- _What this task involves_:
Report every line of the material that contains the string "title".

- _Data_:
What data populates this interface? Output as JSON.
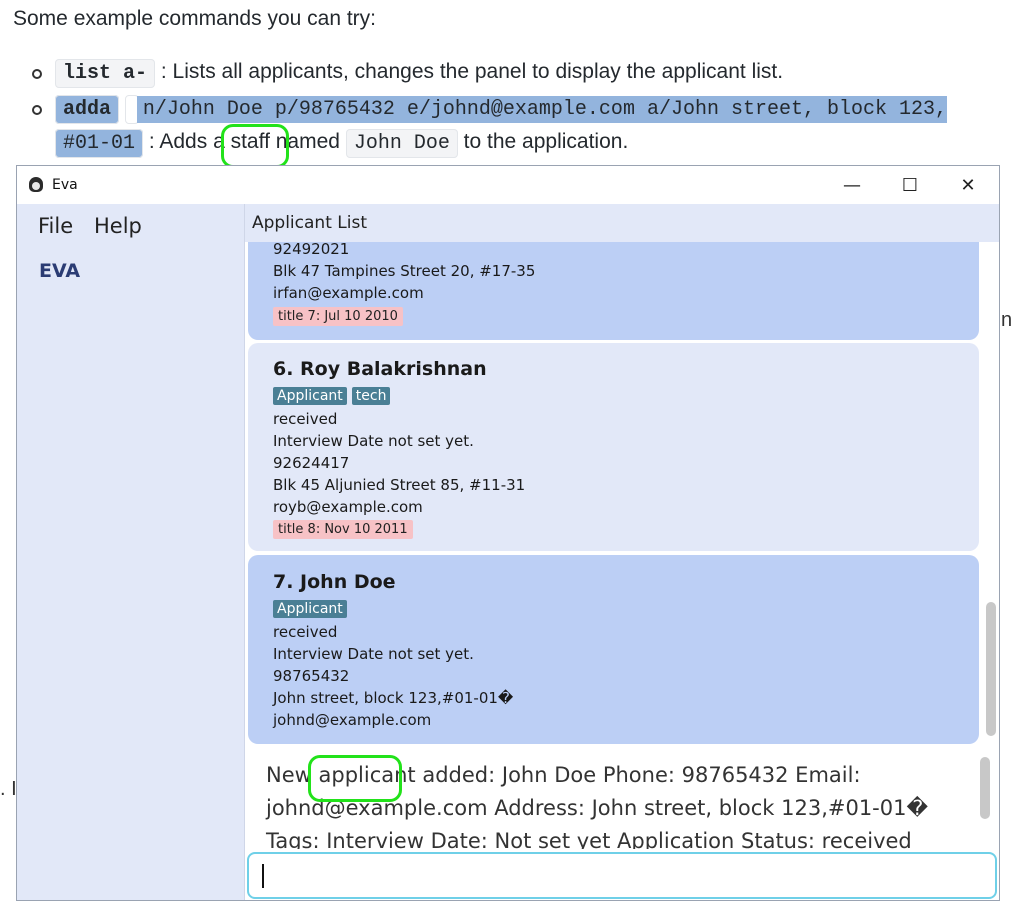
{
  "doc": {
    "intro": "Some example commands you can try:",
    "cmd1_code": "list a-",
    "cmd1_desc": ": Lists all applicants, changes the panel to display the applicant list.",
    "cmd2_word": "adda",
    "cmd2_args": "n/John Doe p/98765432 e/johnd@example.com a/John street, block 123,",
    "cmd2_args2": "#01-01",
    "cmd2_desc_a": ": Adds a",
    "cmd2_desc_staff": "staff",
    "cmd2_desc_b": "named",
    "cmd2_name_code": "John Doe",
    "cmd2_desc_c": "to the application.",
    "edge_right": "n",
    "edge_left": ". I"
  },
  "window": {
    "title": "Eva",
    "minimize": "—",
    "maximize": "☐",
    "close": "✕"
  },
  "menu": {
    "file": "File",
    "help": "Help"
  },
  "sidebar": {
    "brand": "EVA"
  },
  "panel": {
    "header": "Applicant List"
  },
  "cards": [
    {
      "phone": "92492021",
      "address": "Blk 47 Tampines Street 20, #17-35",
      "email": "irfan@example.com",
      "date_tag": "title 7: Jul 10 2010"
    },
    {
      "name": "6.  Roy Balakrishnan",
      "tags": [
        "Applicant",
        "tech"
      ],
      "status": "received",
      "interview": "Interview Date not set yet.",
      "phone": "92624417",
      "address": "Blk 45 Aljunied Street 85, #11-31",
      "email": "royb@example.com",
      "date_tag": "title 8: Nov 10 2011"
    },
    {
      "name": "7.  John Doe",
      "tags": [
        "Applicant"
      ],
      "status": "received",
      "interview": "Interview Date not set yet.",
      "phone": "98765432",
      "address": "John street, block 123,#01-01�",
      "email": "johnd@example.com"
    }
  ],
  "result": {
    "new": "New",
    "applicant": "applicant",
    "rest": "added: John Doe Phone: 98765432 Email: johnd@example.com Address: John street, block 123,#01-01� Tags: Interview Date: Not set yet Application Status: received"
  },
  "command_box": {
    "value": ""
  },
  "colors": {
    "sidebar_bg": "#e2e8f8",
    "card_selected": "#bccff5",
    "card_default": "#e2e8f8",
    "tag_bg": "#4a7f95",
    "date_tag_bg": "#f7c2c6",
    "annotation": "#22e21a",
    "input_border": "#6fd0e8"
  }
}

- _Result below_:
    "title": "Eva",
      "date_tag": "title 7: Jul 10 2010"
      "date_tag": "title 8: Nov 10 2011"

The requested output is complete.